-- About this task --
Output only the entries, exactly as given, without the pictures.
Top of Input data
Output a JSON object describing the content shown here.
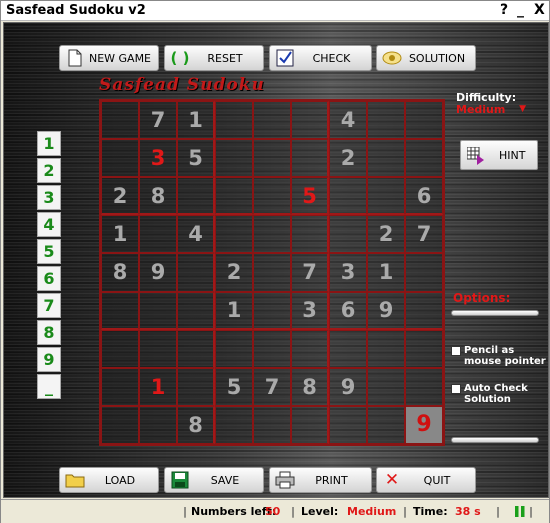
{
  "window": {
    "title": "Sasfead Sudoku  v2",
    "help_glyph": "?",
    "min_glyph": "_",
    "close_glyph": "X"
  },
  "toolbar_top": [
    {
      "label": "NEW GAME",
      "icon": "document-icon"
    },
    {
      "label": "RESET",
      "icon": "reset-icon"
    },
    {
      "label": "CHECK",
      "icon": "checkmark-icon"
    },
    {
      "label": "SOLUTION",
      "icon": "eye-icon"
    }
  ],
  "logo": "Sasfead Sudoku",
  "difficulty": {
    "label": "Difficulty:",
    "value": "Medium"
  },
  "hint_label": "HINT",
  "options_label": "Options:",
  "options": [
    {
      "label_line1": "Pencil as",
      "label_line2": "mouse pointer",
      "checked": false
    },
    {
      "label_line1": "Auto Check",
      "label_line2": "Solution",
      "checked": false
    }
  ],
  "numpad": [
    "1",
    "2",
    "3",
    "4",
    "5",
    "6",
    "7",
    "8",
    "9",
    "_"
  ],
  "grid": [
    [
      "",
      "7",
      "1",
      "",
      "",
      "",
      "4",
      "",
      ""
    ],
    [
      "",
      "3",
      "5",
      "",
      "",
      "",
      "2",
      "",
      ""
    ],
    [
      "2",
      "8",
      "",
      "",
      "",
      "5",
      "",
      "",
      "6"
    ],
    [
      "1",
      "",
      "4",
      "",
      "",
      "",
      "",
      "2",
      "7"
    ],
    [
      "8",
      "9",
      "",
      "2",
      "",
      "7",
      "3",
      "1",
      ""
    ],
    [
      "",
      "",
      "",
      "1",
      "",
      "3",
      "6",
      "9",
      ""
    ],
    [
      "",
      "",
      "",
      "",
      "",
      "",
      "",
      "",
      ""
    ],
    [
      "",
      "1",
      "",
      "5",
      "7",
      "8",
      "9",
      "",
      ""
    ],
    [
      "",
      "",
      "8",
      "",
      "",
      "",
      "",
      "",
      "9"
    ]
  ],
  "red_cells": [
    [
      1,
      1
    ],
    [
      2,
      5
    ],
    [
      7,
      1
    ],
    [
      8,
      8
    ]
  ],
  "selected_cell": [
    8,
    8
  ],
  "toolbar_bottom": [
    {
      "label": "LOAD",
      "icon": "folder-icon"
    },
    {
      "label": "SAVE",
      "icon": "floppy-icon"
    },
    {
      "label": "PRINT",
      "icon": "printer-icon"
    },
    {
      "label": "QUIT",
      "icon": "x-icon"
    }
  ],
  "status": {
    "numbers_left_label": "Numbers left:",
    "numbers_left": "50",
    "level_label": "Level:",
    "level": "Medium",
    "time_label": "Time:",
    "time": "38 s"
  },
  "colors": {
    "accent_red": "#e01818",
    "numpad_green": "#1a8a1a",
    "grid_line": "#8a1414"
  }
}
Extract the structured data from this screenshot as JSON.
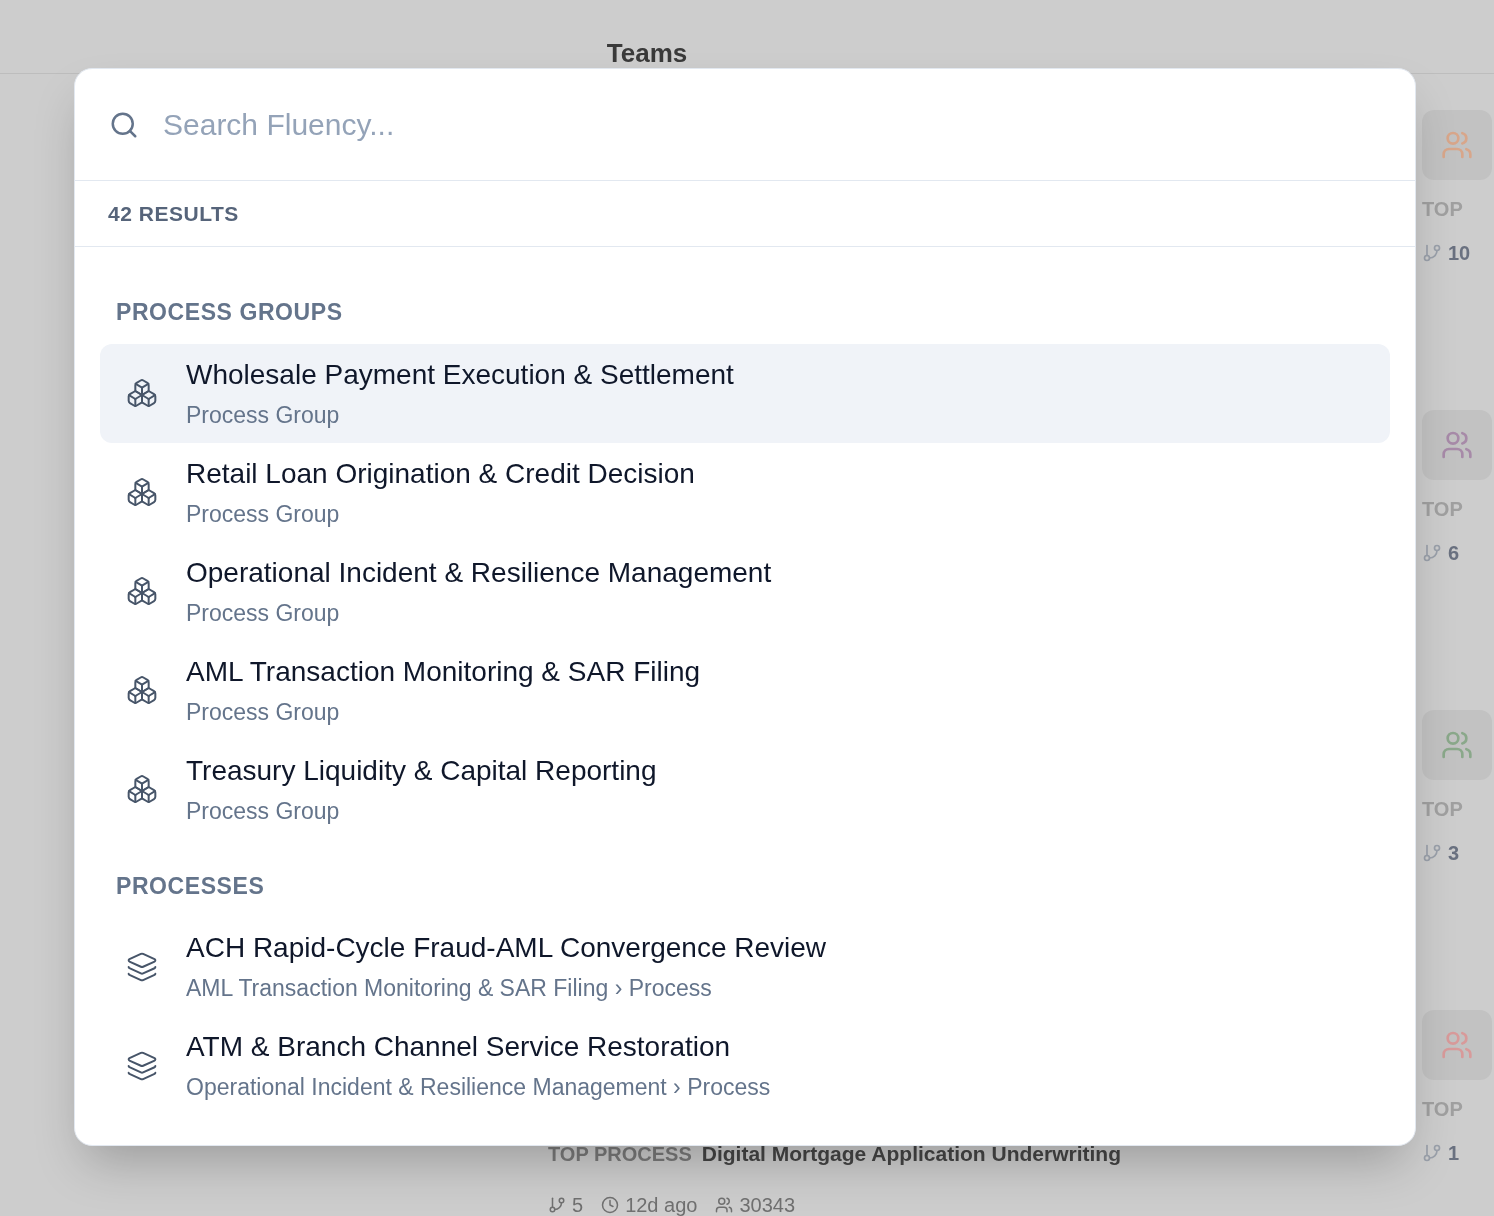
{
  "background": {
    "title": "Teams",
    "side_cards": [
      {
        "label": "TOP",
        "count": "10",
        "color": "#d8a68a"
      },
      {
        "label": "TOP",
        "count": "6",
        "color": "#a78aa8"
      },
      {
        "label": "TOP",
        "count": "3",
        "color": "#8aa88a"
      },
      {
        "label": "TOP",
        "count": "1",
        "color": "#d89a9a"
      }
    ],
    "bottom_card": {
      "label": "TOP PROCESS",
      "process": "Digital Mortgage Application Underwriting",
      "branches": "5",
      "updated": "12d ago",
      "members": "30343"
    }
  },
  "search": {
    "placeholder": "Search Fluency..."
  },
  "result_count": "42 RESULTS",
  "sections": [
    {
      "title": "PROCESS GROUPS",
      "items": [
        {
          "kind": "group",
          "title": "Wholesale Payment Execution & Settlement",
          "subtitle": "Process Group",
          "selected": true
        },
        {
          "kind": "group",
          "title": "Retail Loan Origination & Credit Decision",
          "subtitle": "Process Group",
          "selected": false
        },
        {
          "kind": "group",
          "title": "Operational Incident & Resilience Management",
          "subtitle": "Process Group",
          "selected": false
        },
        {
          "kind": "group",
          "title": "AML Transaction Monitoring & SAR Filing",
          "subtitle": "Process Group",
          "selected": false
        },
        {
          "kind": "group",
          "title": "Treasury Liquidity & Capital Reporting",
          "subtitle": "Process Group",
          "selected": false
        }
      ]
    },
    {
      "title": "PROCESSES",
      "items": [
        {
          "kind": "process",
          "title": "ACH Rapid-Cycle Fraud-AML Convergence Review",
          "subtitle": "AML Transaction Monitoring & SAR Filing › Process",
          "selected": false
        },
        {
          "kind": "process",
          "title": "ATM & Branch Channel Service Restoration",
          "subtitle": "Operational Incident & Resilience Management › Process",
          "selected": false
        }
      ]
    }
  ]
}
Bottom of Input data
-- Output of the exercise --
Output a JSON object describing the content shown here.
{
  "window": {
    "title": "Sasfead Sudoku  v2",
    "help_glyph": "?",
    "min_glyph": "_",
    "close_glyph": "X"
  },
  "toolbar_top": [
    {
      "label": "NEW GAME",
      "icon": "document-icon"
    },
    {
      "label": "RESET",
      "icon": "reset-icon"
    },
    {
      "label": "CHECK",
      "icon": "checkmark-icon"
    },
    {
      "label": "SOLUTION",
      "icon": "eye-icon"
    }
  ],
  "logo": "Sasfead Sudoku",
  "difficulty": {
    "label": "Difficulty:",
    "value": "Medium"
  },
  "hint_label": "HINT",
  "options_label": "Options:",
  "options": [
    {
      "label_line1": "Pencil as",
      "label_line2": "mouse pointer",
      "checked": false
    },
    {
      "label_line1": "Auto Check",
      "label_line2": "Solution",
      "checked": false
    }
  ],
  "numpad": [
    "1",
    "2",
    "3",
    "4",
    "5",
    "6",
    "7",
    "8",
    "9",
    "_"
  ],
  "grid": [
    [
      "",
      "7",
      "1",
      "",
      "",
      "",
      "4",
      "",
      ""
    ],
    [
      "",
      "3",
      "5",
      "",
      "",
      "",
      "2",
      "",
      ""
    ],
    [
      "2",
      "8",
      "",
      "",
      "",
      "5",
      "",
      "",
      "6"
    ],
    [
      "1",
      "",
      "4",
      "",
      "",
      "",
      "",
      "2",
      "7"
    ],
    [
      "8",
      "9",
      "",
      "2",
      "",
      "7",
      "3",
      "1",
      ""
    ],
    [
      "",
      "",
      "",
      "1",
      "",
      "3",
      "6",
      "9",
      ""
    ],
    [
      "",
      "",
      "",
      "",
      "",
      "",
      "",
      "",
      ""
    ],
    [
      "",
      "1",
      "",
      "5",
      "7",
      "8",
      "9",
      "",
      ""
    ],
    [
      "",
      "",
      "8",
      "",
      "",
      "",
      "",
      "",
      "9"
    ]
  ],
  "red_cells": [
    [
      1,
      1
    ],
    [
      2,
      5
    ],
    [
      7,
      1
    ],
    [
      8,
      8
    ]
  ],
  "selected_cell": [
    8,
    8
  ],
  "toolbar_bottom": [
    {
      "label": "LOAD",
      "icon": "folder-icon"
    },
    {
      "label": "SAVE",
      "icon": "floppy-icon"
    },
    {
      "label": "PRINT",
      "icon": "printer-icon"
    },
    {
      "label": "QUIT",
      "icon": "x-icon"
    }
  ],
  "status": {
    "numbers_left_label": "Numbers left:",
    "numbers_left": "50",
    "level_label": "Level:",
    "level": "Medium",
    "time_label": "Time:",
    "time": "38 s"
  },
  "colors": {
    "accent_red": "#e01818",
    "numpad_green": "#1a8a1a",
    "grid_line": "#8a1414"
  }
}
Extract the structured data from this screenshot as JSON.
{
  "background": {
    "title": "Teams",
    "side_cards": [
      {
        "label": "TOP",
        "count": "10",
        "color": "#d8a68a"
      },
      {
        "label": "TOP",
        "count": "6",
        "color": "#a78aa8"
      },
      {
        "label": "TOP",
        "count": "3",
        "color": "#8aa88a"
      },
      {
        "label": "TOP",
        "count": "1",
        "color": "#d89a9a"
      }
    ],
    "bottom_card": {
      "label": "TOP PROCESS",
      "process": "Digital Mortgage Application Underwriting",
      "branches": "5",
      "updated": "12d ago",
      "members": "30343"
    }
  },
  "search": {
    "placeholder": "Search Fluency..."
  },
  "result_count": "42 RESULTS",
  "sections": [
    {
      "title": "PROCESS GROUPS",
      "items": [
        {
          "kind": "group",
          "title": "Wholesale Payment Execution & Settlement",
          "subtitle": "Process Group",
          "selected": true
        },
        {
          "kind": "group",
          "title": "Retail Loan Origination & Credit Decision",
          "subtitle": "Process Group",
          "selected": false
        },
        {
          "kind": "group",
          "title": "Operational Incident & Resilience Management",
          "subtitle": "Process Group",
          "selected": false
        },
        {
          "kind": "group",
          "title": "AML Transaction Monitoring & SAR Filing",
          "subtitle": "Process Group",
          "selected": false
        },
        {
          "kind": "group",
          "title": "Treasury Liquidity & Capital Reporting",
          "subtitle": "Process Group",
          "selected": false
        }
      ]
    },
    {
      "title": "PROCESSES",
      "items": [
        {
          "kind": "process",
          "title": "ACH Rapid-Cycle Fraud-AML Convergence Review",
          "subtitle": "AML Transaction Monitoring & SAR Filing › Process",
          "selected": false
        },
        {
          "kind": "process",
          "title": "ATM & Branch Channel Service Restoration",
          "subtitle": "Operational Incident & Resilience Management › Process",
          "selected": false
        }
      ]
    }
  ]
}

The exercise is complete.